DIRECTIONS FOR THIS TASK » Exactly one number should make up the answer: how many lines of the listing contain the string "Mohd".
───── MATERIAL FOR THIS TASK ─────
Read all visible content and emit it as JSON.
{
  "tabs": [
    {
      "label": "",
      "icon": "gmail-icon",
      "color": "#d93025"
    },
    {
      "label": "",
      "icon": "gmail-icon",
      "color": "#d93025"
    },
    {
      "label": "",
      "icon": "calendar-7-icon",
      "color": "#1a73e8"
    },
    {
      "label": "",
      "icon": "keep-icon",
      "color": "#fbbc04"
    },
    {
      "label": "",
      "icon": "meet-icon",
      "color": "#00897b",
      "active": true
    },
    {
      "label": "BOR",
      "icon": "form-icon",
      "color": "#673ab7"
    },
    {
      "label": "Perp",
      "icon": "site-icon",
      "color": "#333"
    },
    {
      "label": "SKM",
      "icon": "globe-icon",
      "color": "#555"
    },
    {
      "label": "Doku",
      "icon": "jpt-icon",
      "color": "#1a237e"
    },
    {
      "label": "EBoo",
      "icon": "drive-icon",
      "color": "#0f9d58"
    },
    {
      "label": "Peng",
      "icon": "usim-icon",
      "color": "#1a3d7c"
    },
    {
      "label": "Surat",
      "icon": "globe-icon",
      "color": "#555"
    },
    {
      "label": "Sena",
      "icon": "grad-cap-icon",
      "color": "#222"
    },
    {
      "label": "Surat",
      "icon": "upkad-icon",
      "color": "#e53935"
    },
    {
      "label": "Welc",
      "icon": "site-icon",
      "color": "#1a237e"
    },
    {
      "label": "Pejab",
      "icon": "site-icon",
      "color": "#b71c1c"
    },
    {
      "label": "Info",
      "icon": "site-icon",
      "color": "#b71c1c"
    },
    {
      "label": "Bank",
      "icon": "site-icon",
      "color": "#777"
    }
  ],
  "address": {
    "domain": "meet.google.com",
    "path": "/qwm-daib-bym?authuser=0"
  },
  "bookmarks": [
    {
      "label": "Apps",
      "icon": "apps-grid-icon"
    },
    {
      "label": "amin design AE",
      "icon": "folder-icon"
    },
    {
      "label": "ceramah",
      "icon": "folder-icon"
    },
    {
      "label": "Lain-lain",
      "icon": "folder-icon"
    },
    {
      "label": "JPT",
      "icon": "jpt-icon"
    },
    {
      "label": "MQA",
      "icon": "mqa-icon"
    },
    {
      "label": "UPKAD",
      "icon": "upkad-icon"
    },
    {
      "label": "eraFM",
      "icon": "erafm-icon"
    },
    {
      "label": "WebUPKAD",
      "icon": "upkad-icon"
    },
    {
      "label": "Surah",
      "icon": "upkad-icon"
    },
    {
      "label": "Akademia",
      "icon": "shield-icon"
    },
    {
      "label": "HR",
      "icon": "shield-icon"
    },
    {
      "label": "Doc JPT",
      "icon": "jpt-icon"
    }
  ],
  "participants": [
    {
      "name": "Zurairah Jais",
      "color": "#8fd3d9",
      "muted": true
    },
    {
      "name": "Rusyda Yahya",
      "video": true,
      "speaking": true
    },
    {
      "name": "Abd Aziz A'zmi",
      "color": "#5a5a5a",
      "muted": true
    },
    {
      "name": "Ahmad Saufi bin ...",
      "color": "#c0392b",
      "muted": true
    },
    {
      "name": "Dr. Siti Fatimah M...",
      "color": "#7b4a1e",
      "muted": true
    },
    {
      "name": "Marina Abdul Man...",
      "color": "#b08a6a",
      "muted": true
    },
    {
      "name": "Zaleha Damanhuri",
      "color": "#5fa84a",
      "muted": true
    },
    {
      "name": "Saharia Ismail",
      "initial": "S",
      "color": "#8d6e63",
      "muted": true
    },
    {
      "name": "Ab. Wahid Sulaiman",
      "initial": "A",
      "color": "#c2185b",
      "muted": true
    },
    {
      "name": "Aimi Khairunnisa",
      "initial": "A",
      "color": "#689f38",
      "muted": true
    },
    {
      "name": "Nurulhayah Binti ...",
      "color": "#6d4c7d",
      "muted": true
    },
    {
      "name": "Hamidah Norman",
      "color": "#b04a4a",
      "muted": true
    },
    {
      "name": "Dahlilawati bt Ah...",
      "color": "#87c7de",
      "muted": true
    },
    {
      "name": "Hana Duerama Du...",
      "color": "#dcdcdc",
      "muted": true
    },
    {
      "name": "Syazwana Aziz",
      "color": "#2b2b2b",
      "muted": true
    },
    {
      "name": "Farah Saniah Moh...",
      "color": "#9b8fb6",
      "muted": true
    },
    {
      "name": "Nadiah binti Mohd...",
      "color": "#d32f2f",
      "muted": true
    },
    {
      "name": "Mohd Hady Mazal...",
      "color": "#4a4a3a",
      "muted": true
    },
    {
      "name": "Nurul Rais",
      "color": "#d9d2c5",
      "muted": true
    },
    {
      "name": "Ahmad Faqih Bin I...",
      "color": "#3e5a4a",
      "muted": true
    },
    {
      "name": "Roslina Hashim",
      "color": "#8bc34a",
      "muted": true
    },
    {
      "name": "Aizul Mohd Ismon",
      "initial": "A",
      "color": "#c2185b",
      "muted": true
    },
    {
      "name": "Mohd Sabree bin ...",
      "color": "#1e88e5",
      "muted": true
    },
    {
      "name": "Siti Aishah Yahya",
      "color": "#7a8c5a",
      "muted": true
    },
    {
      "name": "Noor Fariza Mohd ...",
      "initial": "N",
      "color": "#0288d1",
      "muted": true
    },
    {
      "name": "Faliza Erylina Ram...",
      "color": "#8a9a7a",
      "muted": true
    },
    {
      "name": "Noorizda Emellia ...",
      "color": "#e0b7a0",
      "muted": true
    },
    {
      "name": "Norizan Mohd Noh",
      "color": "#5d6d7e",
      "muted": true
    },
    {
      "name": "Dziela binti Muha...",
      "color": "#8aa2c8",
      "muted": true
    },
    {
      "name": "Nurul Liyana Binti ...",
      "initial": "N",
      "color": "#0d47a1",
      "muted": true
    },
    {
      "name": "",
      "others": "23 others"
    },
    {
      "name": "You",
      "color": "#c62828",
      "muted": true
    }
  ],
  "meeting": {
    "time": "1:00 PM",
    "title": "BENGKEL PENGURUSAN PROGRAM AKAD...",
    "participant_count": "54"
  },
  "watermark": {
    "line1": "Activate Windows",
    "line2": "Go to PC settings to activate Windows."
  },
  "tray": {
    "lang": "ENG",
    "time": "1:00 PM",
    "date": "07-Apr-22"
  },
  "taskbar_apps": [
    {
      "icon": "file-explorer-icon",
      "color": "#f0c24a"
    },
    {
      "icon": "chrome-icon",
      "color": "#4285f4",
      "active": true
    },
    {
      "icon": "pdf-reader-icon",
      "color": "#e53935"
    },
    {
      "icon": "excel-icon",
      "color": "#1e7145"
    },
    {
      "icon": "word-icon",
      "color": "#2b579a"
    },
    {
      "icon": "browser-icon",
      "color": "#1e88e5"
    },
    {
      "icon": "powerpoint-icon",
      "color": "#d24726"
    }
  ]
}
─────
ANSWER SPACE » 6